The special vote count has seen Te Pāti Māori claim victory in six of the seven Māori electorates, ousting incumbent Labour MPs Kelvin Davis and Peeni Henare.
Te Pāti Māori candidate Takutai Tarsh Kemp has won Tāmaki Makaurau by a slim margin of just four votes over Peeni Henare.
In Te Tai Tokerau Mariameno Kapa-Kingi of Te Pāti Māori won with a majority of 517 votes over Kelvin Davis.
Te Pāti Māori now has six seats in Parliament, which creating an overhang of two.
The Port Waikato by-election will see the addition of another seat, bringing the total number of seats in the house to 123.
Preliminary results following election night had both Peeni Henare and Kelvin Davis ahead of their respective Te Pāti Māori candidates by almost 500 votes.
But despite losing the electorate, Henare looks set to return to Parliament as number 11 on the Labour Party list.
Davis is number two on the party list, but said he would not return to Parliament if he lost in Te Tai Tokerau.
Labour has been dealt some harsh blows in this year's election, falling well short of the numbers needed to form a government.
Nanaia Mahuta lost Hauraki Waikato to Hana-Rawhiti Maipi-Clarke of Te Pāti Māori, making Maipi-Clarke the youngest elected MP since 1853.
The victory for Te Pāti Māori marked the beginning of a political career for Maipi-Clarke, 21, and the end for Nanaia Mahuta, 53, after serving 27 years in Parliament.
Rino Tirikatene also lost Te Tai Tonga to Te Pāti Māori candidate Tākuta Ferris with a preliminary margin of 1463.
Co-leaders Rawiri Waititi and Debbie Ngarewa-Packer maintained convincing leads in the Waiariki and Te Tai Hauauru seats on election night.
Waititi was ahead of his closest competitor by 11,000 votes while Ngarewa-Packer maintained a lead of 6000.
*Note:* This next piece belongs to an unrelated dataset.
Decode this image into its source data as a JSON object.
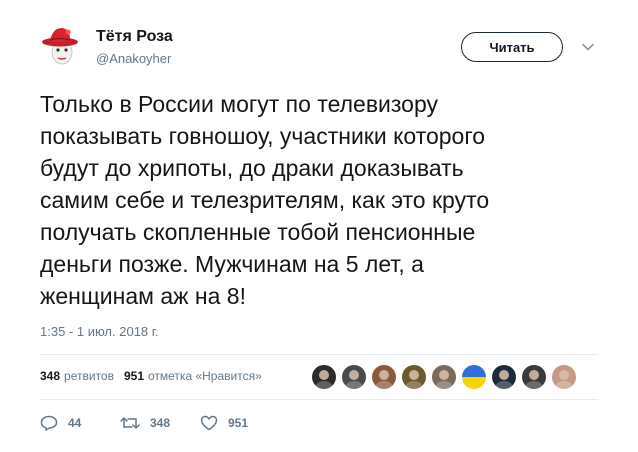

The Labour Party still holds one Māori electorate after Cushla Tangaere-Manuel took the seat from incumbent Meka Whaitiri, who defected from Labour earlier this year to stand for Te Pāti Māori.
The electorates swung massively between 2020 and 2023.